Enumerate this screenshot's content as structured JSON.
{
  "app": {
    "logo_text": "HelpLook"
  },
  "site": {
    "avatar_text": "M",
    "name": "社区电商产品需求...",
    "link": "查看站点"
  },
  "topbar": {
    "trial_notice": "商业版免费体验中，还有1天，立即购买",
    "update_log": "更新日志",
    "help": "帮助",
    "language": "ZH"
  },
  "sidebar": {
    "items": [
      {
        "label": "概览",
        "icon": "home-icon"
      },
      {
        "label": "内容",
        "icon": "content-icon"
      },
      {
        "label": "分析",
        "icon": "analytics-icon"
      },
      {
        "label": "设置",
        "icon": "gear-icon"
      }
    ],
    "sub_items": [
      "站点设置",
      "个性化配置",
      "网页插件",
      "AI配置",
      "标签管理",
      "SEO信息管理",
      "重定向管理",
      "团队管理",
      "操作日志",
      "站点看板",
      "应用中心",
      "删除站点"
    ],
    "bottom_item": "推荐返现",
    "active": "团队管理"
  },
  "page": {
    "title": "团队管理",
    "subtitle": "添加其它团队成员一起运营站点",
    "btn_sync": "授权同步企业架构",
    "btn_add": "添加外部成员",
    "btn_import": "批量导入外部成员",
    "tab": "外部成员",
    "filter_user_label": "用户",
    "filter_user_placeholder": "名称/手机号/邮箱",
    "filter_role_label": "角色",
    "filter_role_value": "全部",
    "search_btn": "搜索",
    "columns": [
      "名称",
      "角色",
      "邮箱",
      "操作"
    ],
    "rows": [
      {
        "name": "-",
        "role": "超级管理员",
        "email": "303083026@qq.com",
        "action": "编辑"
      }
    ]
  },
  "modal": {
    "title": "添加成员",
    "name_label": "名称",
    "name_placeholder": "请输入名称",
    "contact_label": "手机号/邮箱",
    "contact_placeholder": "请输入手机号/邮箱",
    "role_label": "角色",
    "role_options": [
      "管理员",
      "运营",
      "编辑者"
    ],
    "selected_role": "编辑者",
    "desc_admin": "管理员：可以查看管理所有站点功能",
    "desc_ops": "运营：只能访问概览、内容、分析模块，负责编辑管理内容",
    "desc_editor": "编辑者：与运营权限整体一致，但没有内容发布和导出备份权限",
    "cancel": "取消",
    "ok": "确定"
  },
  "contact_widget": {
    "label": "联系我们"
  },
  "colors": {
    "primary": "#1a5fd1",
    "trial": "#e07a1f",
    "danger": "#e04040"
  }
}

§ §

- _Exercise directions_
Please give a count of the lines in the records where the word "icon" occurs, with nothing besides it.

- _Final answer_
4